Not so. DACH's high labour costs, coupled with the growing dominance of BRIC (Brazil, Russia, India, China), means that businesses in the DACH region are under huge pressure to innovate to differentiate themselves.
Nobody is disputing that there is an innovation capability in DACH. The issue is that this capability is built on an engineering base; industry still tends to view technology as the primary source of information, not market need.
At Sagentia we have found that many companies in the region still view innovation in terms of technology push. There is often little attempt to truly understand and analyse market needs, instead they reply on a perception of need. Consequently, innovations are launched into the market that more often than not fail due to a mismatch in offer and need.
In DACH, engineering has high status and a substantial manufacturing base in the region means that engineers continue to be in great demand. At present however, the fact remains that there is a marked shortage of engineering talent in the region, a shortage that will only get worse. The causes are partly demographic (Germany, for example, has one of Europe's lowest birth rates), but also come from a lack of supply, as fewer young people opt to study science and engineering at university, while business is hungry for these specific skills.
This means that external resources are required. But there is a compounding issue - that of an underlying culture of NIH (Not Invented Here). This issue remains a further, serious hurdle to progress. Many DACH companies consider the management of external resources as requiring too much effort, yet it is often only with the help of other organisations, from suppliers to international consortia, that true innovation can be realised.
Other factors which we believe are impacting on the innovation success rate include a lack of pragmatic processes to hand over ideas between functions, and unclear strategic directions to guide innovation.
At Sagentia we have gathered all of these interrelated factors together under the unifying term SPROC: strategy, process, resources, organisation and culture. The balance between these factors is essential if innovation is to be successful; it is therefore vital to identify where the balance is wrong and implement strategies to put it right.
If DACH industry is to meet the challenges it currently faces, it must address these barriers to innovation and develop its own innovation culture, to ensure a solid foundation for its future survival.
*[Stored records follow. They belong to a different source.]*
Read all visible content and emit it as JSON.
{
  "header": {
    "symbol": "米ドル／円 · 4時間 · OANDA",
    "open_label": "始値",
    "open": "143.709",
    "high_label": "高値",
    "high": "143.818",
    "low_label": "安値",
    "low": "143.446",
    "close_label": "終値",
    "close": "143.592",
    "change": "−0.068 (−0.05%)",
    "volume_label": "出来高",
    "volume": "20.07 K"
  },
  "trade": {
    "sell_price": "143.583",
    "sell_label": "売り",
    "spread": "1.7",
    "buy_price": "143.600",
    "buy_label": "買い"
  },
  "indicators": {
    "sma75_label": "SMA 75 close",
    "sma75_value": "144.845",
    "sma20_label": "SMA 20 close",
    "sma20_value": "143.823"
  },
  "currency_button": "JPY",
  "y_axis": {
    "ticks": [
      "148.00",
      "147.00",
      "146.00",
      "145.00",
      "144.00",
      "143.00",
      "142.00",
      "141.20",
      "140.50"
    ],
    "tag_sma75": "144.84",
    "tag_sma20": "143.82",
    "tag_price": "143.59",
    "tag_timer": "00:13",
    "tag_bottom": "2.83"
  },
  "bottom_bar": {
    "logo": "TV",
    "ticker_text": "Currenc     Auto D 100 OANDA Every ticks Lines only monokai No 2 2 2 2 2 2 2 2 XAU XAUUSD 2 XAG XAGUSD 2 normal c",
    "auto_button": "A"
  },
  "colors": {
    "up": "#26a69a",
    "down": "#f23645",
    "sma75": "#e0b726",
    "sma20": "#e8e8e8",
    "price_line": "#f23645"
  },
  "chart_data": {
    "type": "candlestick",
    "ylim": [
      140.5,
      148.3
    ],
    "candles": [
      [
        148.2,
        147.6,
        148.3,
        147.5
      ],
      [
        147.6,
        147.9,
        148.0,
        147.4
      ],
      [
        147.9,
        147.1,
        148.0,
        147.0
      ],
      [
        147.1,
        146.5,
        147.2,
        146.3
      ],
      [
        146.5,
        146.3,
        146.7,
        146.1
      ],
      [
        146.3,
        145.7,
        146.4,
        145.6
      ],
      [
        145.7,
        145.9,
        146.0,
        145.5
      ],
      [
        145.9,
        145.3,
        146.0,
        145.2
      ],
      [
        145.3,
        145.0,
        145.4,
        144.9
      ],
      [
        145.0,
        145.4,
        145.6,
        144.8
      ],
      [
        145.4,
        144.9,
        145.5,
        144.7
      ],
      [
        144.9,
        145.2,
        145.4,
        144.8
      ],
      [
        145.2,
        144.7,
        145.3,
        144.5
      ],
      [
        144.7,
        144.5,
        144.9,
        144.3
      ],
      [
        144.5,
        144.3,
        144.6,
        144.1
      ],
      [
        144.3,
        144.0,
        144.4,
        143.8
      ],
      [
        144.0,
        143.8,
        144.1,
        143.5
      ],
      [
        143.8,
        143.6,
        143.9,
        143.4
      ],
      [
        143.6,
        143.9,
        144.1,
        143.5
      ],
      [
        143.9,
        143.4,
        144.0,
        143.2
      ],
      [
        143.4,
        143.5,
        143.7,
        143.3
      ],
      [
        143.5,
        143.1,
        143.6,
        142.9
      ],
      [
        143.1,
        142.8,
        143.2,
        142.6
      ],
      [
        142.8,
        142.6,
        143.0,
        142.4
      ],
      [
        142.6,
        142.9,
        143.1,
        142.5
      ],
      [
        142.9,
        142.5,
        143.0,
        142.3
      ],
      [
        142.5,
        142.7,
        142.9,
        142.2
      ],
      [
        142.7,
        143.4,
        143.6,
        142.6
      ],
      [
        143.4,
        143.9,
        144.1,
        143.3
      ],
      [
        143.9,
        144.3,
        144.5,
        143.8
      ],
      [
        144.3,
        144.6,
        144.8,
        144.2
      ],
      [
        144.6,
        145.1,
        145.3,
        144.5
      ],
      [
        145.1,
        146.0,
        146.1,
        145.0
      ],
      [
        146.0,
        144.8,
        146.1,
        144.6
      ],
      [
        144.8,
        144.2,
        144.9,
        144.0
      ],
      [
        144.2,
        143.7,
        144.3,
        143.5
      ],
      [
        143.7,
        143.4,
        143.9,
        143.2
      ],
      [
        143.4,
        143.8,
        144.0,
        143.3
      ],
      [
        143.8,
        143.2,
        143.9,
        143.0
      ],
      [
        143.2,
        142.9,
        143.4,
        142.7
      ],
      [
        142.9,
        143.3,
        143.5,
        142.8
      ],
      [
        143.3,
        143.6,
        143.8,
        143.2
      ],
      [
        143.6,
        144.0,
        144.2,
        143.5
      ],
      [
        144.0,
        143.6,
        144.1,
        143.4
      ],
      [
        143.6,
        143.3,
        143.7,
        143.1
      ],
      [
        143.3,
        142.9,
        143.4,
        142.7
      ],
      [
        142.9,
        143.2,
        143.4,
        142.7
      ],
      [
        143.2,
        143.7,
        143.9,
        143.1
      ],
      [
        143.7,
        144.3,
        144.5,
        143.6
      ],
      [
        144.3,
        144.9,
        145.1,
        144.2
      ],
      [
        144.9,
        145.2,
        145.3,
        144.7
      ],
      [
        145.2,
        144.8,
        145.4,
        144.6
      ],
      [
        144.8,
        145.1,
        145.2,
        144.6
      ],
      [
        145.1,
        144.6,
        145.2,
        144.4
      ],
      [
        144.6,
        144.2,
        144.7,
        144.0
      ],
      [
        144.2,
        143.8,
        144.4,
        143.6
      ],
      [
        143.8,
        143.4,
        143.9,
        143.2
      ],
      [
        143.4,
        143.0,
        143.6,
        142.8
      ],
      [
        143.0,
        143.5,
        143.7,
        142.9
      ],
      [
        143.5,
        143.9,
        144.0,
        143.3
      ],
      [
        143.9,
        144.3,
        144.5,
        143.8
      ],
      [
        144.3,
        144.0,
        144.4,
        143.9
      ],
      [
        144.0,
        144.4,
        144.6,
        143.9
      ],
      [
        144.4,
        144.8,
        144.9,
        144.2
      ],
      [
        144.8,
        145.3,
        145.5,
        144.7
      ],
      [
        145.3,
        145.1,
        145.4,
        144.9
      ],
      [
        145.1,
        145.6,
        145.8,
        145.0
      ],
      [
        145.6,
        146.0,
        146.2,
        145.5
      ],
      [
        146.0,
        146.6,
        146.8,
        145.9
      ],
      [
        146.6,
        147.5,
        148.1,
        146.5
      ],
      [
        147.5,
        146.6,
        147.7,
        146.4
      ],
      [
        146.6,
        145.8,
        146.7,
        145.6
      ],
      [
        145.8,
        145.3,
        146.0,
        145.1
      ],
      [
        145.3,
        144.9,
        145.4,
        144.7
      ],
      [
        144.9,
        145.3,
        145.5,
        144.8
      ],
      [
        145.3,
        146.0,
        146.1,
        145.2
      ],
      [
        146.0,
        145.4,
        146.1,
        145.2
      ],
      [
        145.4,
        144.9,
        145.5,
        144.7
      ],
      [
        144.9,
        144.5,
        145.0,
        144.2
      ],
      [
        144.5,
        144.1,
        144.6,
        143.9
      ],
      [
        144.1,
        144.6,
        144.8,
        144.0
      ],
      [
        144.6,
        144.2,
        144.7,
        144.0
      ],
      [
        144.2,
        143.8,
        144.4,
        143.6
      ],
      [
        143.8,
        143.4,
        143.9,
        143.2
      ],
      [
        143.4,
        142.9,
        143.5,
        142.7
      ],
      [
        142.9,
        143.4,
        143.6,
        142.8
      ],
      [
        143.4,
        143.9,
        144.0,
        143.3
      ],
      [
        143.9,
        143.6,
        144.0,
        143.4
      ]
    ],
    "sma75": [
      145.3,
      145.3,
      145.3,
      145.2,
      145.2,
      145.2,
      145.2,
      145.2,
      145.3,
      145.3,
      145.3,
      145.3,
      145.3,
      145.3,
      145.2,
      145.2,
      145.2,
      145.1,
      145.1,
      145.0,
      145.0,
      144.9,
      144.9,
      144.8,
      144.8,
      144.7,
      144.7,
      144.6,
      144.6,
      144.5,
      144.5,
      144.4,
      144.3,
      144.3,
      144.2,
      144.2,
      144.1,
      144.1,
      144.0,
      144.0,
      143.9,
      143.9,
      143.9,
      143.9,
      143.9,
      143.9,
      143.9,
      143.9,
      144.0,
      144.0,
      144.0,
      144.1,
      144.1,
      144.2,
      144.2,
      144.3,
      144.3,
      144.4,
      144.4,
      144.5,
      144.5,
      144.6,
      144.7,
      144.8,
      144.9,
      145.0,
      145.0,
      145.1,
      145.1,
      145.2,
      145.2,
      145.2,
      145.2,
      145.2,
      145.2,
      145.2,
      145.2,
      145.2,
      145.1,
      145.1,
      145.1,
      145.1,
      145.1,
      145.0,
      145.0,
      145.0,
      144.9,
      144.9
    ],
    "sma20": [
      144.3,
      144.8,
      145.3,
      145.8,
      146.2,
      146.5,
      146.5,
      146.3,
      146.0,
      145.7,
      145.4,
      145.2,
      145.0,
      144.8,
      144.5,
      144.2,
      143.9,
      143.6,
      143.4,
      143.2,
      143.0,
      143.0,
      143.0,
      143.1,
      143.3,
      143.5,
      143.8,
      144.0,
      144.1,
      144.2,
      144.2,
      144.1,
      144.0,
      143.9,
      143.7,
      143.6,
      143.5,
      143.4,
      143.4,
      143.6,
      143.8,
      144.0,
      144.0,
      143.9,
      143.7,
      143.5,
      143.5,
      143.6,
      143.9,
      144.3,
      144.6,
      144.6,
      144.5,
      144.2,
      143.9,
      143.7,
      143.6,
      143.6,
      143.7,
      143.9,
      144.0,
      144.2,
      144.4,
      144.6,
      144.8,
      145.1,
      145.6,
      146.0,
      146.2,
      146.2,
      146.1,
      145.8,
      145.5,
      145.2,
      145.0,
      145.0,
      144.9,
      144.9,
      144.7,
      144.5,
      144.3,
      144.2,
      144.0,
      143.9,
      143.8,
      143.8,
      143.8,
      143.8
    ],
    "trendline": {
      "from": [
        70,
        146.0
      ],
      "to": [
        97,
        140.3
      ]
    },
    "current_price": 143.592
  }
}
The DACH region is home to some of the world's most innovative companies, but translating this innovation into market leading products and services is set to become one of the biggest future challenges of all.